Aother hour of beautiful, empty roads, their verges sprinkled with bright flowers, brought us to the busy outskirts of Remoulins. We found the aire near the bridge (43.938068, 4.558423) and picked out a corner spot between some badly parked cars. We scoffed a quick lunch then packed our swim gear and began, under a strong sun, the 3km walk to the Pont du Gard. We were thankfully shaded most of the route by plane trees and stretches of light woodland. We reached the gates to the park and walked in along the voie verte, immediately facing the famous three-tiered Roman aqueduct. There were de-clothed bodies scattered everywhere we looked, soaking up the sun’s heat. Large groups of visiting American students paddled in the shallows of the river, chatting loudly. We crossed the lower tier of the bridge, taking in the immense scale of the ancient build. The size of the each carved individual stone in the pillar bases was incredible, the organisational undertaking and size of the workforce must have been a sight to see.
We dropped off the left hand side to reach a pebble beach where we flopped down by the calmly flowing river’s edge. Groups of kayakers idly floated by as we eagerly readied ourselves for a cooling swim. The water was warm and we played and cooled off, swimming across the river and climbing rocks to jump back in, like children. We lazed in the sun, reading and relaxing. Occasionally we would glance up and re-see the aqueduct in all its glory. We would again marvel at the Pont du Gard’s domineering size and the privilege we had in being able to casually swim in its giant shadow. By 4pm we were satisfactorily cooked and took our leave, with the firm intention to return later that evening to witness the colourful June light shows that were projected onto the structure.
When we arrived back at Benny, the subtle heat of the day had a sudden change of heart and brought forth a storm of sticky humidity and, following that, heavy drops of rain. We soon decided to forgo our return, but after the rains dried up and with the delight of an intensely bright red sunset later, we began to regret not returning to watch the light show illuminate the Pont du Gard as planned. We could still have made it, as the show was not expected to begin until 9.30pm at the earliest. But we were both still feeling tired from all the jobs at home and this trip was about recharging.
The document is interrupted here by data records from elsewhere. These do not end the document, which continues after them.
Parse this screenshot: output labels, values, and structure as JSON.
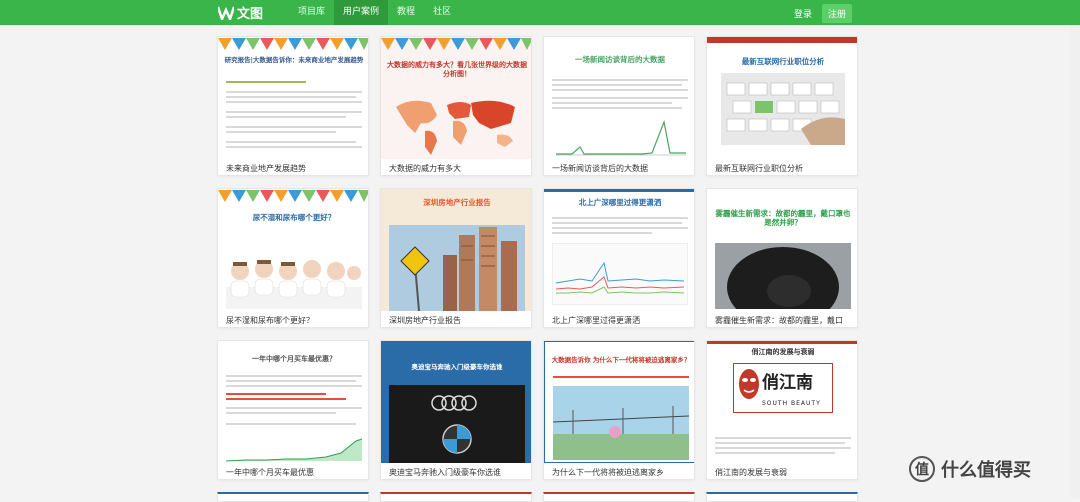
{
  "header": {
    "logo_text": "文图",
    "nav": [
      "项目库",
      "用户案例",
      "教程",
      "社区"
    ],
    "active_tab": "用户案例",
    "login": "登录",
    "register": "注册",
    "brand_color": "#39b54a"
  },
  "cards": [
    {
      "caption": "未来商业地产发展趋势",
      "thumb_title": "研究报告|大数据告诉你：未来商业地产发展趋势"
    },
    {
      "caption": "大数据的威力有多大",
      "thumb_title": "大数据的威力有多大？看几张世界级的大数据分析图！"
    },
    {
      "caption": "一场新闻访谈背后的大数据",
      "thumb_title": "一场新闻访谈背后的大数据"
    },
    {
      "caption": "最新互联网行业职位分析",
      "thumb_title": "最新互联网行业职位分析"
    },
    {
      "caption": "尿不湿和尿布哪个更好？",
      "thumb_title": "尿不湿和尿布哪个更好？"
    },
    {
      "caption": "深圳房地产行业报告",
      "thumb_title": "深圳房地产行业报告"
    },
    {
      "caption": "北上广深哪里过得更潇洒",
      "thumb_title": "北上广深哪里过得更潇洒"
    },
    {
      "caption": "雾霾催生新需求：故都的霾里，戴口",
      "thumb_title": "雾霾催生新需求：故都的霾里，戴口罩也是然并卵？"
    },
    {
      "caption": "一年中哪个月买车最优惠",
      "thumb_title": "一年中哪个月买车最优惠？"
    },
    {
      "caption": "奥迪宝马奔驰入门级豪车你选谁",
      "thumb_title": "奥迪宝马奔驰入门级豪车你选谁"
    },
    {
      "caption": "为什么下一代将将被迫逃离家乡",
      "thumb_title": "大数据告诉你 为什么下一代将将被迫逃离家乡？"
    },
    {
      "caption": "俏江南的发展与衰弱",
      "thumb_title": "俏江南的发展与衰弱"
    }
  ],
  "logo_brand": {
    "text1": "俏江南",
    "text2": "SOUTH BEAUTY"
  },
  "watermark": "什么值得买"
}
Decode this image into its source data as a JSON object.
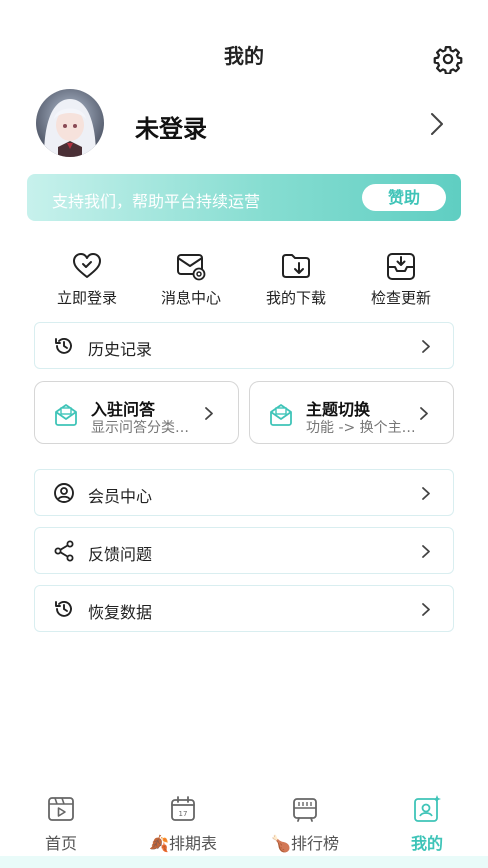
{
  "header": {
    "title": "我的"
  },
  "profile": {
    "name": "未登录"
  },
  "banner": {
    "text": "支持我们，帮助平台持续运营",
    "button": "赞助"
  },
  "quick_actions": [
    {
      "label": "立即登录",
      "icon": "heart-icon"
    },
    {
      "label": "消息中心",
      "icon": "mail-icon"
    },
    {
      "label": "我的下载",
      "icon": "folder-download-icon"
    },
    {
      "label": "检查更新",
      "icon": "inbox-download-icon"
    }
  ],
  "menu": {
    "history": "历史记录",
    "member": "会员中心",
    "feedback": "反馈问题",
    "restore": "恢复数据"
  },
  "cards": [
    {
      "title": "入驻问答",
      "subtitle": "显示问答分类…"
    },
    {
      "title": "主题切换",
      "subtitle": "功能 -> 换个主…"
    }
  ],
  "tabs": [
    {
      "label": "首页",
      "emoji": ""
    },
    {
      "label": "排期表",
      "emoji": "🍂"
    },
    {
      "label": "排行榜",
      "emoji": "🍗"
    },
    {
      "label": "我的",
      "emoji": ""
    }
  ],
  "colors": {
    "accent": "#3fc4b8",
    "banner_start": "#c7f1ec",
    "banner_end": "#5fcec2"
  }
}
We need to learn to slow down and accept that rest is a part of life and not every moment needs to be filled with activity. The choice to remain in Benny came with a sigh, but was likely the right call for us.